Effects on Beneficiaries
The Administration contends that the adoption of RTBTs will increase price and coverage transparency that will ultimately lower beneficiary out-of-pocket costs and improve medication adherence. Because RTBTs will enable prescribers to see beneficiary-specific Medicare Part D plan formularies and cost information at the point of prescribing, including formulary alternatives or utilization management data, prescribers and patients could collaborate to select a lower-cost treatment option. With research showing a positive association between higher patient cost sharing for medications and decreased medication adherence, RTBTs could also potentially lead to better medication adherence and better clinical outcomes for patients, according to the Administration. However, because there is no industry standard for RTBTs, it may be challenging to integrate these tools with various EHR or eRx systems, which could limit their efficacy. Furthermore, while successfully integrated RTBTs might give providers a real-time look at their patients’ Part D formularies, the lowest-cost treatment may not always be the optimal treatment option for a patient, suggesting that this tool’s impact may vary based on individual patient needs.
With drug prices on the rise and strong public support for various policy approaches to lower drug costs, the Trump Administration and Congress have put forth a variety of proposals to address this issue, including several that would affect Medicare and beneficiary spending on prescription drugs. Many Democratic presidential candidates have also endorsed proposals to rein in drug spending. While there is interest among federal policymakers and candidates to restrain drug prices generally, there is particular interest in focusing on Medicare because of the wide range of policy levers available and the effect on the federal budget.

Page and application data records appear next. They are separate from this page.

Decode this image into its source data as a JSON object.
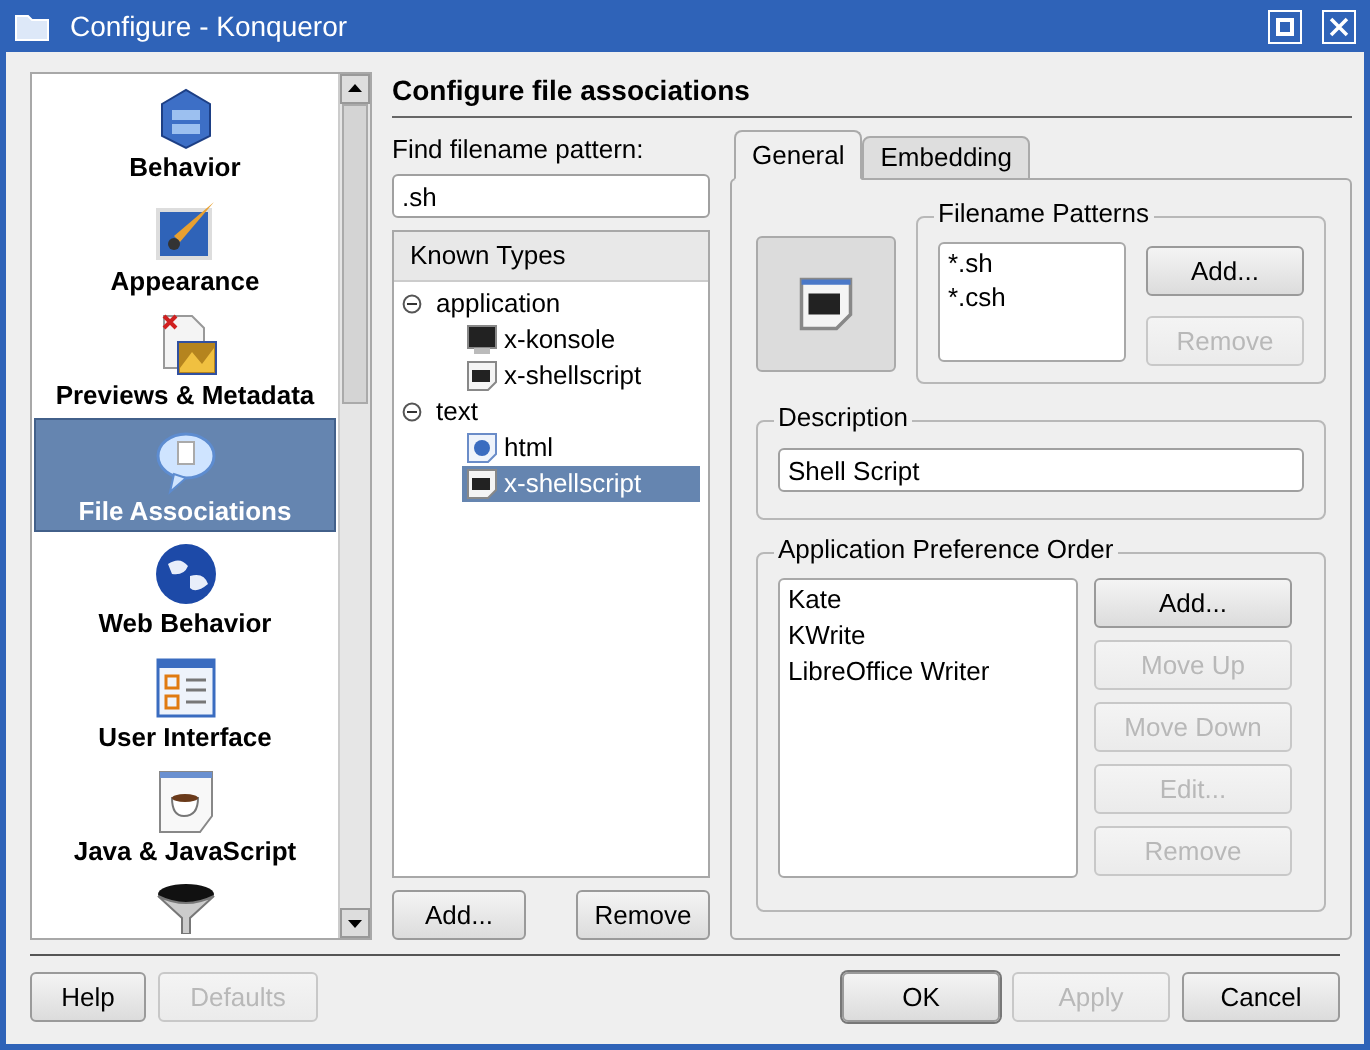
{
  "window": {
    "title": "Configure - Konqueror"
  },
  "sidebar": {
    "items": [
      {
        "kind": "cabinet",
        "label": "Behavior",
        "selected": false
      },
      {
        "kind": "brush",
        "label": "Appearance",
        "selected": false
      },
      {
        "kind": "preview",
        "label": "Previews & Metadata",
        "selected": false
      },
      {
        "kind": "bubble",
        "label": "File Associations",
        "selected": true
      },
      {
        "kind": "globe",
        "label": "Web Behavior",
        "selected": false
      },
      {
        "kind": "ui",
        "label": "User Interface",
        "selected": false
      },
      {
        "kind": "java",
        "label": "Java & JavaScript",
        "selected": false
      },
      {
        "kind": "funnel",
        "selected": false
      }
    ]
  },
  "heading": "Configure file associations",
  "search": {
    "label": "Find filename pattern:",
    "value": ".sh"
  },
  "tree": {
    "header": "Known Types",
    "items": [
      {
        "label": "application",
        "expanded": true,
        "selected": false,
        "children": [
          {
            "label": "x-konsole",
            "kind": "terminal",
            "selected": false
          },
          {
            "label": "x-shellscript",
            "kind": "script",
            "selected": false
          }
        ]
      },
      {
        "label": "text",
        "expanded": true,
        "selected": false,
        "children": [
          {
            "label": "html",
            "kind": "web",
            "selected": false
          },
          {
            "label": "x-shellscript",
            "kind": "script",
            "selected": true
          }
        ]
      }
    ]
  },
  "tree_buttons": [
    {
      "label": "Add...",
      "disabled": false
    },
    {
      "label": "Remove",
      "disabled": false
    }
  ],
  "tabs": [
    {
      "label": "General",
      "selected": true
    },
    {
      "label": "Embedding",
      "selected": false
    }
  ],
  "filename_patterns": {
    "title": "Filename Patterns",
    "items": [
      "*.sh",
      "*.csh"
    ],
    "buttons": [
      {
        "label": "Add...",
        "disabled": false
      },
      {
        "label": "Remove",
        "disabled": true
      }
    ]
  },
  "description": {
    "title": "Description",
    "value": "Shell Script"
  },
  "application_order": {
    "title": "Application Preference Order",
    "items": [
      "Kate",
      "KWrite",
      "LibreOffice Writer"
    ],
    "buttons": [
      {
        "label": "Add...",
        "disabled": false
      },
      {
        "label": "Move Up",
        "disabled": true
      },
      {
        "label": "Move Down",
        "disabled": true
      },
      {
        "label": "Edit...",
        "disabled": true
      },
      {
        "label": "Remove",
        "disabled": true
      }
    ]
  },
  "footer": {
    "left": [
      {
        "label": "Help",
        "disabled": false,
        "default": false
      },
      {
        "label": "Defaults",
        "disabled": true,
        "default": false
      }
    ],
    "right": [
      {
        "label": "OK",
        "disabled": false,
        "default": true
      },
      {
        "label": "Apply",
        "disabled": true,
        "default": false
      },
      {
        "label": "Cancel",
        "disabled": false,
        "default": false
      }
    ]
  }
}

Under most of the proposals discussed in this brief, Medicare beneficiaries would likely see changes in their out-of-pocket costs, premiums, and access to medications, although the extent of these changes would vary depending on the proposal. These proposals would also have potentially wide-ranging effects on Medicare spending overall, which would depend greatly on the details specified in any final proposal and how stakeholders respond. Legislation that aims to lower drug prices can be expected to face strong opposition from the pharmaceutical industry, which has argued that proposals to reduce drug prices would adversely affect patients’ access to needed medications and dampen incentives for innovation by reducing revenue used to fund research and development. Furthermore, implementing some of these proposals in conjunction with others could produce interaction and spillover effects that may not be reflected in current estimates.
Going forward, it will be important to assess the implications and tradeoffs associated with each of these proposals, particularly on Medicare program spending, Medicare beneficiaries’ drug costs and coverage, and other stakeholders. While the prospects for these proposals are unclear, public concern over the affordability of prescription drugs suggests that the subject is unlikely to fade from the policy agenda in the near future.
Supported in part by Arnold Ventures.
KFF retains complete control over all of its policy analysis content.
The authors acknowledge Jack Hoadley for his helpful comments on a draft of this paper.